An important component which you need to consider is the type of wood found in the making. Many types of woods are useful for drum building, and all have exceptional sound qualities. Maple is the most well-known wood useful for drum making, using a warm, balanced tone. Falkata may also be substituted for maple, as it costs less yet shares the sound qualities of maple and takes finishes nicely. Birch is tough and extremely dense, having a more brilliant and harder sound than mahogany or maple. Its loud, vibrant tone makes birch outstanding for record, as it readily cuts through the combination using its clarity. Birch features increased highs and lows having a midrange that is decreased. Mahogany comes with an increased low end and midrange with highs that are decreased. The sound is somewhat warmer than maple and is believed to possess a “classic” character. Poplar is a low cost option to birch or maple. The sound is not dissimilar to mahogany or birch. Basswood is rich and makes a great, less expensive option to birch or maple. Basswood has a fine grain that takes lacquer finishes attractively. Lauan wood is usually called “select hardwood,” and may be considered as a budget variation of birch. Oak has the same sound to maple, using a strong, brilliant sound as well as a porous composition.

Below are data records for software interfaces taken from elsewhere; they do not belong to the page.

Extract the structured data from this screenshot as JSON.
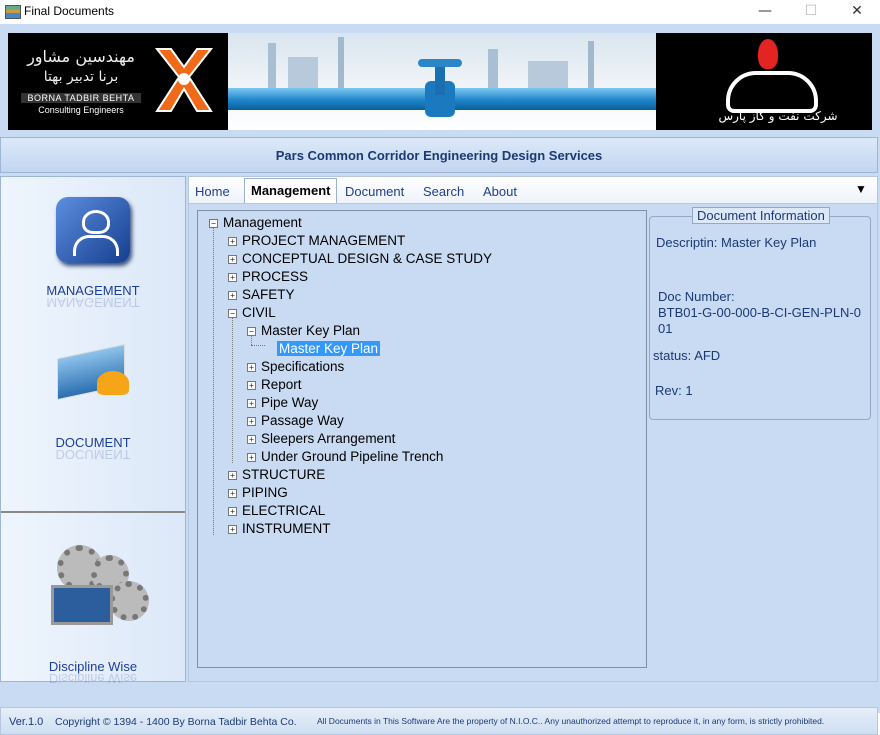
{
  "window": {
    "title": "Final Documents",
    "minimize": "—",
    "maximize": "☐",
    "close": "✕"
  },
  "banner": {
    "company_fa_line1": "مهندسین مشاور",
    "company_fa_line2": "برنا تدبیر بهتا",
    "company_en_line1": "BORNA TADBIR BEHTA",
    "company_en_line2": "Consulting Engineers",
    "client_fa": "شرکت نفت و گاز پارس"
  },
  "header": {
    "title": "Pars Common Corridor Engineering Design Services"
  },
  "sidebar": {
    "items": [
      {
        "label": "MANAGEMENT"
      },
      {
        "label": "DOCUMENT"
      },
      {
        "label": "Discipline Wise"
      }
    ]
  },
  "tabs": [
    {
      "label": "Home"
    },
    {
      "label": "Management"
    },
    {
      "label": "Document"
    },
    {
      "label": "Search"
    },
    {
      "label": "About"
    }
  ],
  "tree": {
    "root": "Management",
    "nodes": [
      "PROJECT MANAGEMENT",
      "CONCEPTUAL DESIGN & CASE STUDY",
      "PROCESS",
      "SAFETY",
      "CIVIL",
      "Master Key Plan",
      "Master Key Plan",
      "Specifications",
      "Report",
      "Pipe Way",
      "Passage Way",
      "Sleepers Arrangement",
      "Under Ground Pipeline Trench",
      "STRUCTURE",
      "PIPING",
      "ELECTRICAL",
      "INSTRUMENT"
    ]
  },
  "doc_info": {
    "title": "Document Information",
    "description": "Descriptin: Master Key Plan",
    "doc_number_label": "Doc Number:",
    "doc_number_line1": "BTB01-G-00-000-B-CI-GEN-PLN-0",
    "doc_number_line2": "01",
    "status": "status: AFD",
    "rev": "Rev: 1"
  },
  "footer": {
    "version": "Ver.1.0",
    "copyright": "Copyright © 1394 - 1400  By  Borna Tadbir Behta Co.",
    "notice": "All Documents in This Software Are the property of N.I.O.C.. Any unauthorized attempt to reproduce it, in any form, is strictly prohibited."
  },
  "colors": {
    "accent": "#1d3e9a",
    "selection": "#3399ff",
    "panel": "#c9daf3"
  }
}
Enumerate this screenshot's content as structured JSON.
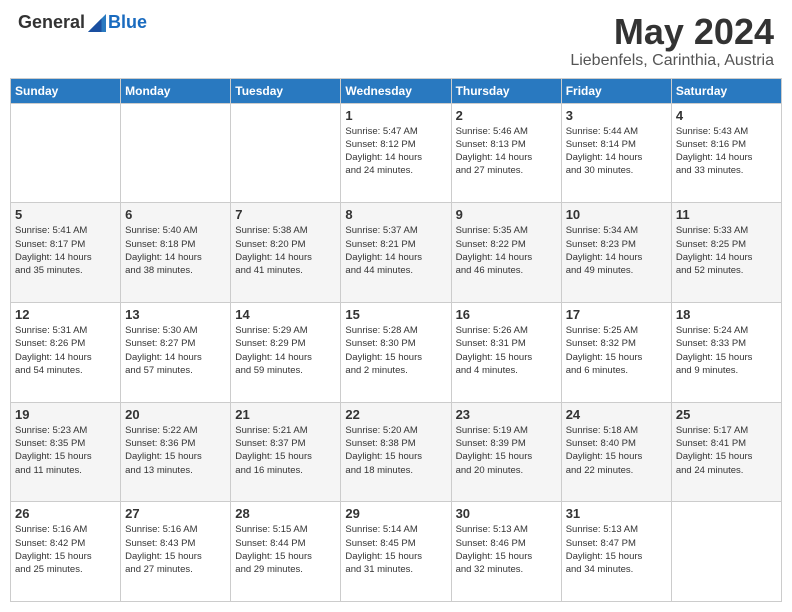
{
  "header": {
    "logo_general": "General",
    "logo_blue": "Blue",
    "title": "May 2024",
    "subtitle": "Liebenfels, Carinthia, Austria"
  },
  "columns": [
    "Sunday",
    "Monday",
    "Tuesday",
    "Wednesday",
    "Thursday",
    "Friday",
    "Saturday"
  ],
  "weeks": [
    [
      {
        "day": "",
        "info": ""
      },
      {
        "day": "",
        "info": ""
      },
      {
        "day": "",
        "info": ""
      },
      {
        "day": "1",
        "info": "Sunrise: 5:47 AM\nSunset: 8:12 PM\nDaylight: 14 hours\nand 24 minutes."
      },
      {
        "day": "2",
        "info": "Sunrise: 5:46 AM\nSunset: 8:13 PM\nDaylight: 14 hours\nand 27 minutes."
      },
      {
        "day": "3",
        "info": "Sunrise: 5:44 AM\nSunset: 8:14 PM\nDaylight: 14 hours\nand 30 minutes."
      },
      {
        "day": "4",
        "info": "Sunrise: 5:43 AM\nSunset: 8:16 PM\nDaylight: 14 hours\nand 33 minutes."
      }
    ],
    [
      {
        "day": "5",
        "info": "Sunrise: 5:41 AM\nSunset: 8:17 PM\nDaylight: 14 hours\nand 35 minutes."
      },
      {
        "day": "6",
        "info": "Sunrise: 5:40 AM\nSunset: 8:18 PM\nDaylight: 14 hours\nand 38 minutes."
      },
      {
        "day": "7",
        "info": "Sunrise: 5:38 AM\nSunset: 8:20 PM\nDaylight: 14 hours\nand 41 minutes."
      },
      {
        "day": "8",
        "info": "Sunrise: 5:37 AM\nSunset: 8:21 PM\nDaylight: 14 hours\nand 44 minutes."
      },
      {
        "day": "9",
        "info": "Sunrise: 5:35 AM\nSunset: 8:22 PM\nDaylight: 14 hours\nand 46 minutes."
      },
      {
        "day": "10",
        "info": "Sunrise: 5:34 AM\nSunset: 8:23 PM\nDaylight: 14 hours\nand 49 minutes."
      },
      {
        "day": "11",
        "info": "Sunrise: 5:33 AM\nSunset: 8:25 PM\nDaylight: 14 hours\nand 52 minutes."
      }
    ],
    [
      {
        "day": "12",
        "info": "Sunrise: 5:31 AM\nSunset: 8:26 PM\nDaylight: 14 hours\nand 54 minutes."
      },
      {
        "day": "13",
        "info": "Sunrise: 5:30 AM\nSunset: 8:27 PM\nDaylight: 14 hours\nand 57 minutes."
      },
      {
        "day": "14",
        "info": "Sunrise: 5:29 AM\nSunset: 8:29 PM\nDaylight: 14 hours\nand 59 minutes."
      },
      {
        "day": "15",
        "info": "Sunrise: 5:28 AM\nSunset: 8:30 PM\nDaylight: 15 hours\nand 2 minutes."
      },
      {
        "day": "16",
        "info": "Sunrise: 5:26 AM\nSunset: 8:31 PM\nDaylight: 15 hours\nand 4 minutes."
      },
      {
        "day": "17",
        "info": "Sunrise: 5:25 AM\nSunset: 8:32 PM\nDaylight: 15 hours\nand 6 minutes."
      },
      {
        "day": "18",
        "info": "Sunrise: 5:24 AM\nSunset: 8:33 PM\nDaylight: 15 hours\nand 9 minutes."
      }
    ],
    [
      {
        "day": "19",
        "info": "Sunrise: 5:23 AM\nSunset: 8:35 PM\nDaylight: 15 hours\nand 11 minutes."
      },
      {
        "day": "20",
        "info": "Sunrise: 5:22 AM\nSunset: 8:36 PM\nDaylight: 15 hours\nand 13 minutes."
      },
      {
        "day": "21",
        "info": "Sunrise: 5:21 AM\nSunset: 8:37 PM\nDaylight: 15 hours\nand 16 minutes."
      },
      {
        "day": "22",
        "info": "Sunrise: 5:20 AM\nSunset: 8:38 PM\nDaylight: 15 hours\nand 18 minutes."
      },
      {
        "day": "23",
        "info": "Sunrise: 5:19 AM\nSunset: 8:39 PM\nDaylight: 15 hours\nand 20 minutes."
      },
      {
        "day": "24",
        "info": "Sunrise: 5:18 AM\nSunset: 8:40 PM\nDaylight: 15 hours\nand 22 minutes."
      },
      {
        "day": "25",
        "info": "Sunrise: 5:17 AM\nSunset: 8:41 PM\nDaylight: 15 hours\nand 24 minutes."
      }
    ],
    [
      {
        "day": "26",
        "info": "Sunrise: 5:16 AM\nSunset: 8:42 PM\nDaylight: 15 hours\nand 25 minutes."
      },
      {
        "day": "27",
        "info": "Sunrise: 5:16 AM\nSunset: 8:43 PM\nDaylight: 15 hours\nand 27 minutes."
      },
      {
        "day": "28",
        "info": "Sunrise: 5:15 AM\nSunset: 8:44 PM\nDaylight: 15 hours\nand 29 minutes."
      },
      {
        "day": "29",
        "info": "Sunrise: 5:14 AM\nSunset: 8:45 PM\nDaylight: 15 hours\nand 31 minutes."
      },
      {
        "day": "30",
        "info": "Sunrise: 5:13 AM\nSunset: 8:46 PM\nDaylight: 15 hours\nand 32 minutes."
      },
      {
        "day": "31",
        "info": "Sunrise: 5:13 AM\nSunset: 8:47 PM\nDaylight: 15 hours\nand 34 minutes."
      },
      {
        "day": "",
        "info": ""
      }
    ]
  ]
}
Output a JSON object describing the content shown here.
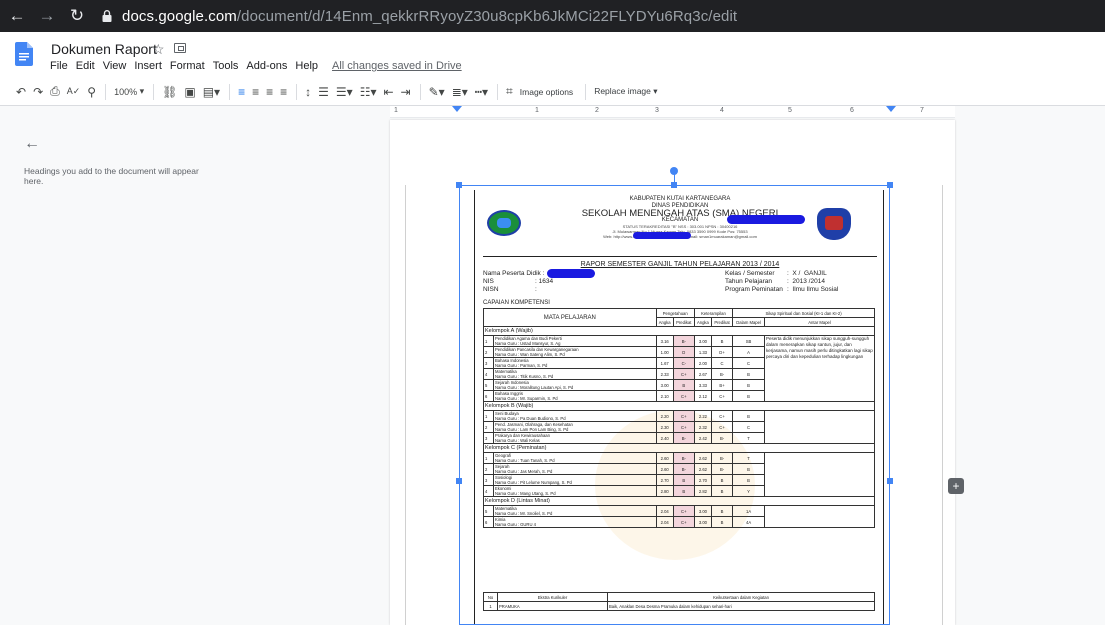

Drum casings are constructed of layers, or several plies. Drums with an increase of plies generally speaking, possess a more brilliant sound higher note that is fundamental. Drums made with fewer plies generally are warmer and fatter . The angle where a drum shell’s bearing edge is cut makes a difference. A sharper bearing border angle gives a more brilliant sound while a curved bearing border gives a softer, more mellow sound. Drums have various finishes. Covered finishes are an economical treatment comprising vinyl seems to pick from and wraps using an excellent number of patterns. Covered finishes withstand chips and scrapes better than the usual natural finish and provide great durability. Clear lacquer finishes improve the woodgrain to get a natural appearance that is lovely. Drums alone don’t a drum set make–hardware is just another critical element that makes up an entire kit. A drum set can have the hardware required to gather and play a shell pack unless you’re buying it. Vital drum hardware contains one or more cymbal stands, snare stand, hihat stand, and the bass drum pedal. Remember that though a drum set that is whole will contain enough hardware to allow you to get playing, the hardware that is contained changes from set to set. A cash-saving hardware pack is an excellent alternative for budget-strapped drummers. These are bundled groups of pedals, stands, and thrones that save you money on the price of separately bought drum hardware.